By Cassie Weiss
For five years one man has built up an organization, working as the executive director, filling the hearts of those he encountered with a feel-good attitude.
Bob Phillips, who has been a part of the South East Alberta Watershed Alliance (SEAWA), passed away suddenly on Oct. 23, leaving heavy hearts and many tears in his wake.
“He was with SEAWA for five years to the day,” said Peter Wallis, long-time director and treasurer of the organization.
“SEAWA itself was only a few months old at the time. Our first job was to hire an executive director. He was very much involved in getting things set up.”
Initially bringing forth much of the organization for boards, Phillips dealt with many of the policies, as well as making connections with other WPACS in surrounding regions.
“He helped us set direction. We put out a number of workshops and conferences that he organized completely by himself, he was the guy in charge.”
Passing just before SEAWA’s biggest event of the year, the Below Your Watershed conference, Phillips’ absence left many at a loss.
“A good deal of that was his inspiration.”
With Phillips also closely involved in SEAWA’s student program, Wallis explained they have always had a strong student component.
“Many of these kids will grow up and stay in Medicine Hat, and will remember [their experience], and maybe become a part. Our ambition and our mandate is to be an information source.”
Due to his close involvement with students, Phillips enjoyed the opportunity to mold the young minds, teaching them about the many facets of the watershed.
Phillips, who was 58 years old at the time of his passing, originated from Saskatchewan, ending up in Calgary, before moving down to Medicine Hat for his executive director position.

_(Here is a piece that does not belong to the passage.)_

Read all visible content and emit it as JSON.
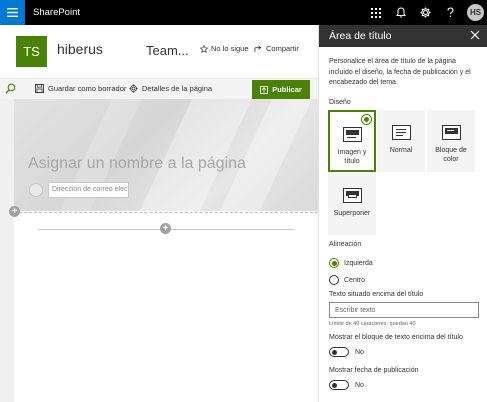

“He was pretty outgoing. He had a strong outdoor interest. His family had a cottage on a spot by a lake in Saskatchewan that was near and dear to his heart. He would be there a lot when he was on holiday.”

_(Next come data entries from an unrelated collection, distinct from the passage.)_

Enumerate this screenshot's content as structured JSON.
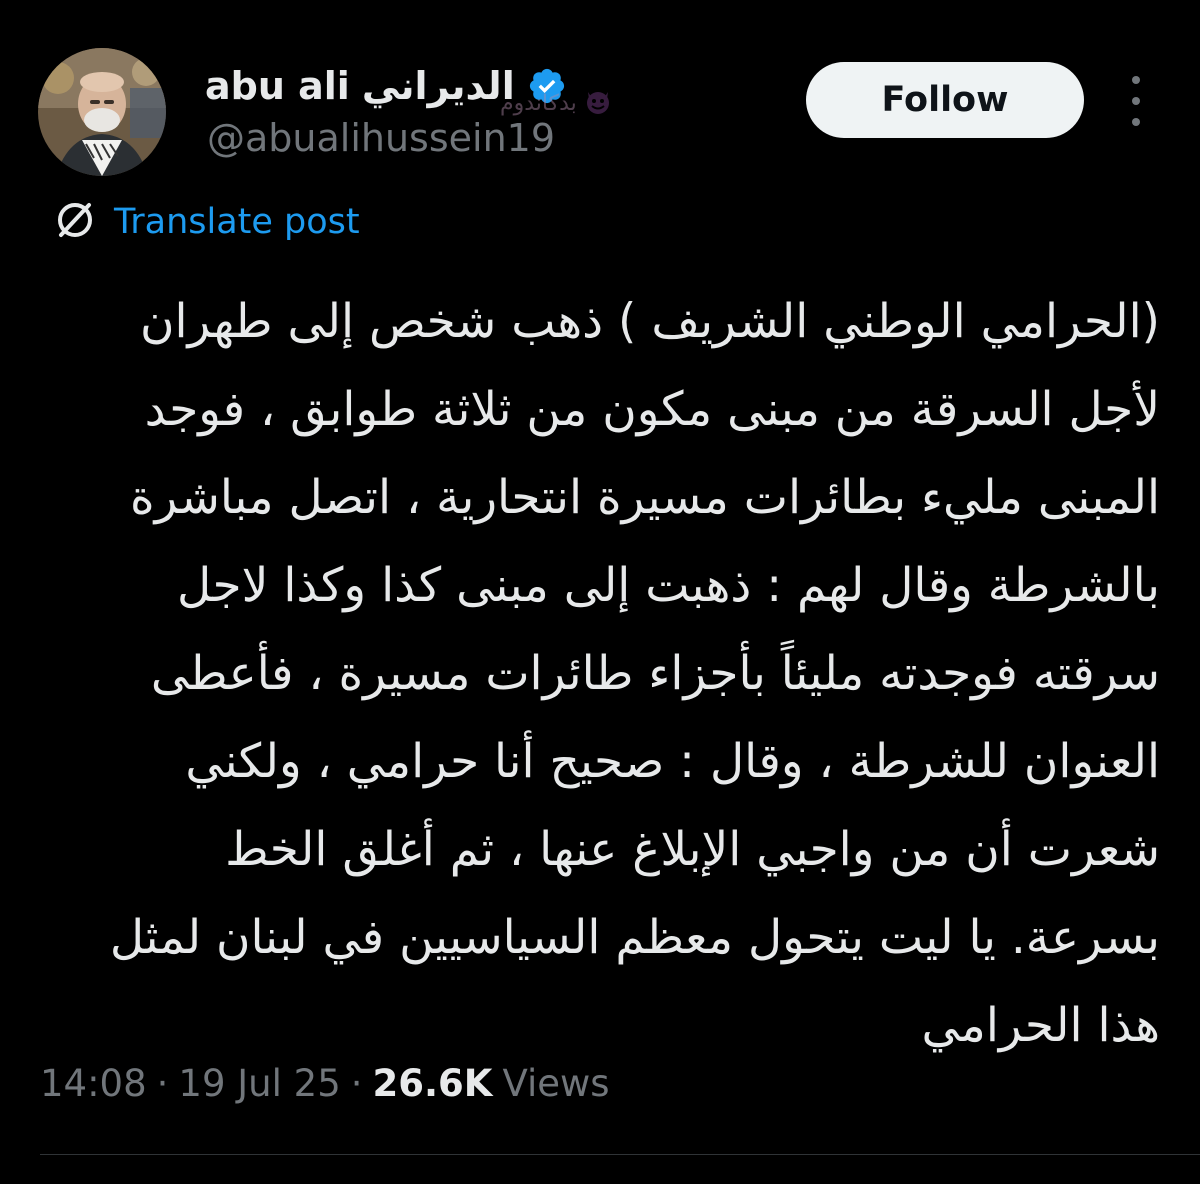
{
  "author": {
    "name_latin": "abu ali",
    "name_arabic": "الديراني",
    "handle": "@abualihussein19",
    "verified_color": "#1d9bf0",
    "avatar_icon": "profile-photo"
  },
  "watermark": {
    "text": "بدكاندوم",
    "icon": "devil-emoji-icon"
  },
  "follow": {
    "label": "Follow"
  },
  "more": {
    "icon": "more-vertical-icon"
  },
  "translate": {
    "label": "Translate post",
    "icon": "translate-globe-icon"
  },
  "post": {
    "lines": [
      "(الحرامي الوطني الشريف ) ذهب شخص إلى طهران",
      "لأجل السرقة من مبنى مكون من ثلاثة طوابق ، فوجد",
      "المبنى مليء بطائرات مسيرة انتحارية ، اتصل مباشرة",
      "بالشرطة وقال لهم : ذهبت إلى مبنى كذا وكذا لاجل",
      "سرقته فوجدته مليئاً بأجزاء طائرات مسيرة ، فأعطى",
      "العنوان للشرطة ، وقال : صحيح أنا حرامي ، ولكني",
      "شعرت أن من واجبي الإبلاغ عنها ، ثم أغلق الخط",
      "بسرعة. يا ليت يتحول معظم السياسيين في لبنان لمثل",
      "هذا الحرامي"
    ]
  },
  "meta": {
    "time": "14:08",
    "date": "19 Jul 25",
    "separator": "·",
    "views_count": "26.6K",
    "views_label": "Views"
  },
  "colors": {
    "background": "#000000",
    "text": "#e7e9ea",
    "secondary": "#71767b",
    "accent": "#1d9bf0",
    "button_bg": "#eff3f4"
  }
}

The kind of guy SEAWA needed, Phillips became much more than just an employee.
“He was kind. He was always thinking about people. We had to tell him to stop buying people present.”

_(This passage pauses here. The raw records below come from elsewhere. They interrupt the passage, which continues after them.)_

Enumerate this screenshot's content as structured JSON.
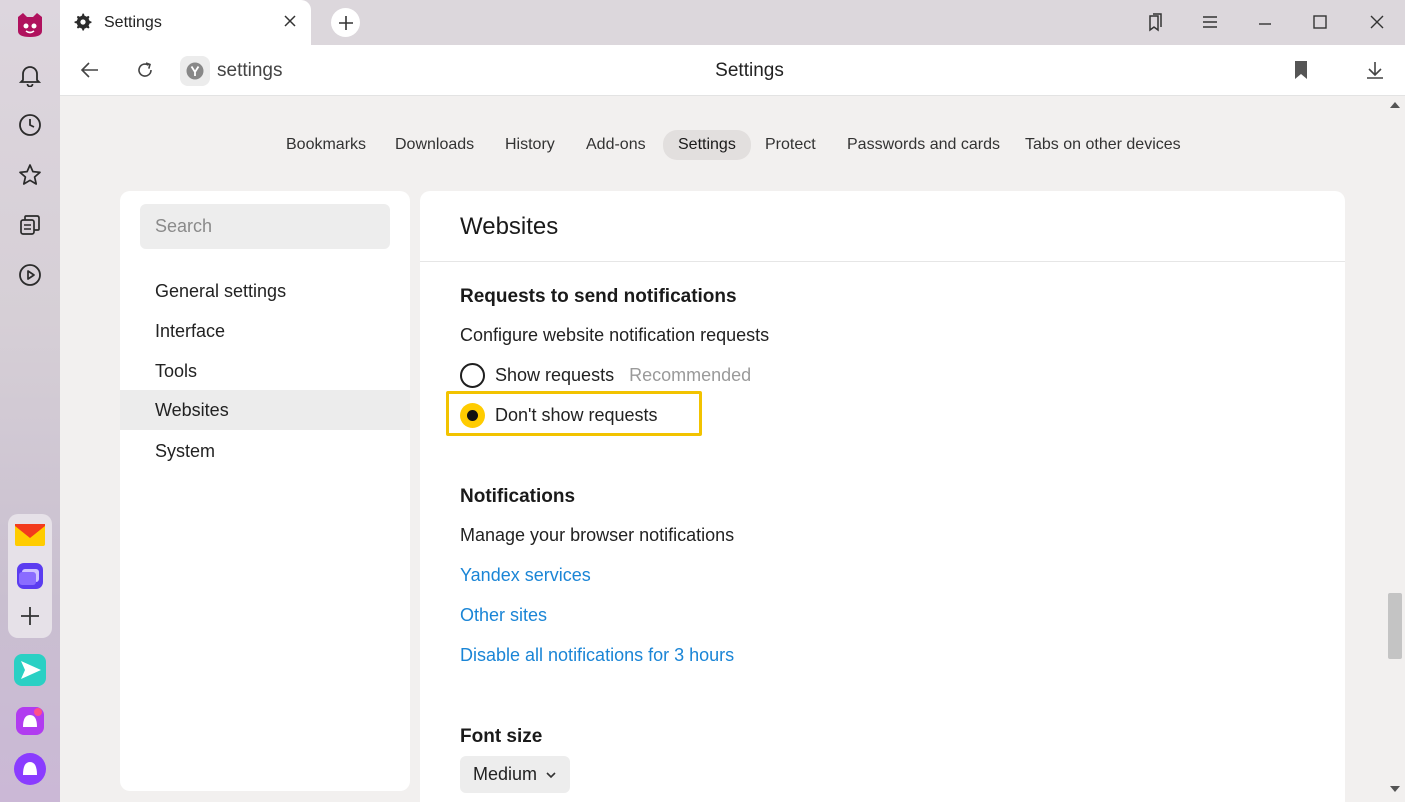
{
  "tab": {
    "title": "Settings"
  },
  "address": {
    "url": "settings",
    "page_title": "Settings"
  },
  "nav": {
    "items": [
      "Bookmarks",
      "Downloads",
      "History",
      "Add-ons",
      "Settings",
      "Protect",
      "Passwords and cards",
      "Tabs on other devices"
    ],
    "active": "Settings"
  },
  "sidebar": {
    "search_placeholder": "Search",
    "items": [
      "General settings",
      "Interface",
      "Tools",
      "Websites",
      "System"
    ],
    "active": "Websites"
  },
  "main": {
    "title": "Websites",
    "requests": {
      "heading": "Requests to send notifications",
      "description": "Configure website notification requests",
      "option_show": "Show requests",
      "option_show_badge": "Recommended",
      "option_dont_show": "Don't show requests",
      "selected": "Don't show requests"
    },
    "notifications": {
      "heading": "Notifications",
      "description": "Manage your browser notifications",
      "links": [
        "Yandex services",
        "Other sites",
        "Disable all notifications for 3 hours"
      ]
    },
    "font": {
      "heading": "Font size",
      "value": "Medium"
    }
  },
  "colors": {
    "accent_yellow": "#ffcc00",
    "highlight_border": "#f2c300",
    "link_blue": "#1a85d6"
  },
  "icons": [
    "app-logo-icon",
    "bell-icon",
    "clock-icon",
    "star-icon",
    "collections-icon",
    "play-icon",
    "mail-icon",
    "messenger-icon",
    "plus-icon",
    "send-icon",
    "alice-app-icon",
    "alice-icon",
    "gear-icon",
    "close-icon",
    "bookmarks-panel-icon",
    "menu-icon",
    "minimize-icon",
    "maximize-icon",
    "back-icon",
    "reload-icon",
    "bookmark-icon",
    "download-icon",
    "chevron-down-icon"
  ]
}
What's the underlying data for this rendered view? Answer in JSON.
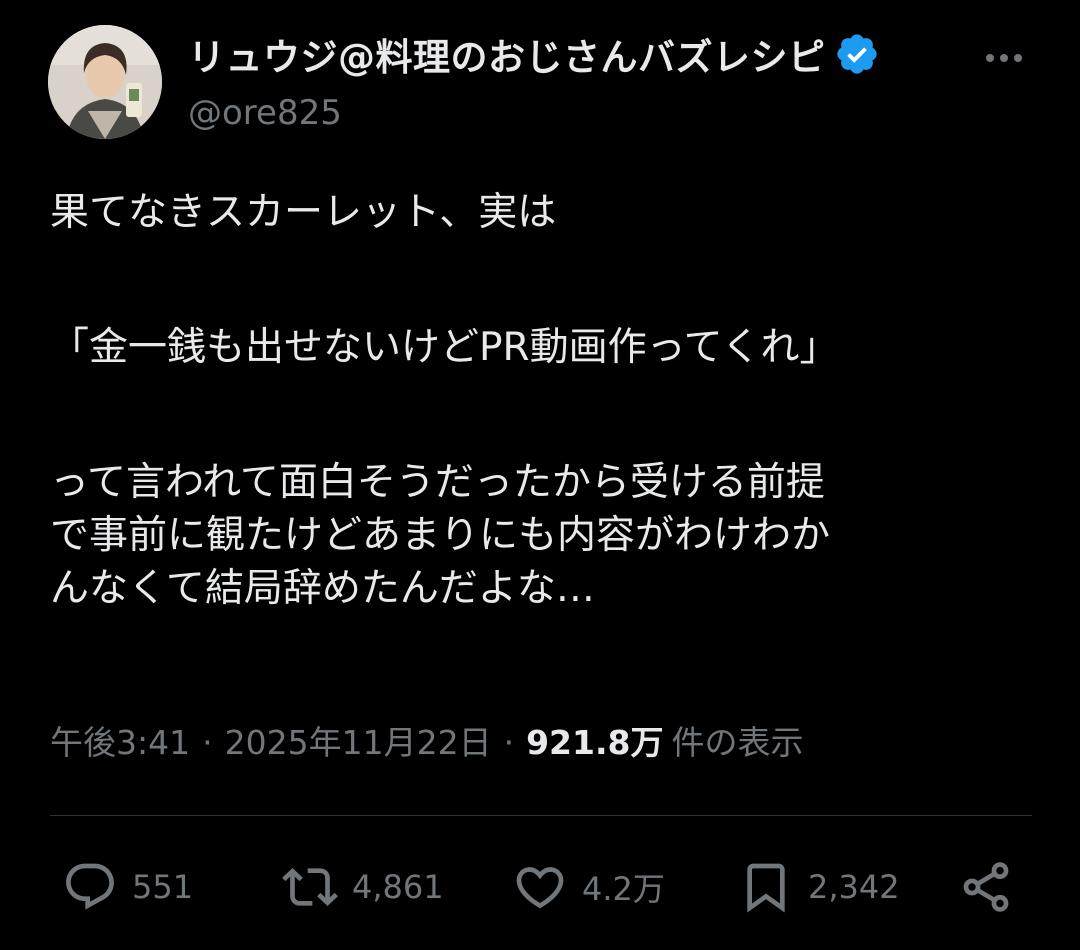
{
  "author": {
    "display_name": "リュウジ@料理のおじさんバズレシピ",
    "handle": "@ore825",
    "verified_icon": "verified-badge-icon",
    "verified_color": "#1d9bf0"
  },
  "tweet": {
    "paragraphs": [
      [
        "果てなきスカーレット、実は"
      ],
      [
        "「金一銭も出せないけどPR動画作ってくれ」"
      ],
      [
        "って言われて面白そうだったから受ける前提",
        "で事前に観たけどあまりにも内容がわけわか",
        "んなくて結局辞めたんだよな…"
      ]
    ]
  },
  "meta": {
    "time": "午後3:41",
    "separator": "·",
    "date": "2025年11月22日",
    "views_count": "921.8万",
    "views_label": "件の表示"
  },
  "actions": {
    "reply": {
      "icon": "reply-icon",
      "count": "551"
    },
    "retweet": {
      "icon": "retweet-icon",
      "count": "4,861"
    },
    "like": {
      "icon": "heart-icon",
      "count": "4.2万"
    },
    "bookmark": {
      "icon": "bookmark-icon",
      "count": "2,342"
    },
    "share": {
      "icon": "share-icon"
    }
  },
  "colors": {
    "background": "#000000",
    "text_primary": "#e7e9ea",
    "text_secondary": "#71767b",
    "divider": "#2f3336"
  }
}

Treating the company as his own, Wallis said any chance Phillips had to promote SEAWA, he would be doing it.
With the scramble to put on last month’s conference while dealing with the loss of a great man, SEAWA named Maggie Romuld, who had been SEAWA’s watershed coordinator, the interim executive director.
As Oct. 31 was SEAWA’s fiscal end, there were many reports that had to be wrapped up and submitted to the provincial government.
“We are very lucky to have Maggie. She has a very similar background to Bob, and she is well informed in environmental issues. Fortunately, she is able to step in on short notice.”
Currently working part time for SEAWA, while working with her other full time jobs, Wallis said it is to be decided the future for SEAWA once the busyness dies down a bit.
“Having her in place is huge for us. The board will have to decide.”
Although Wallis knows Romuld will fill the large shoes very well, there is no doubt that Phillips loss will be one not soon forgotten.
“He will be greatly missed. No doubt about it.”
Phillips was survived by his wife Brenda and two grown children. At his request, there was no funeral service. In lieu of flowers donations could be made to SEAWA in his honour (3271 Dunmore Road S.E., 721 – Unit 3, Medicine Hat, Alberta T1B 3R2).
Wallis also explained there is talk about creating a scholarship in Phillips’ name, but nothing has been confirmed.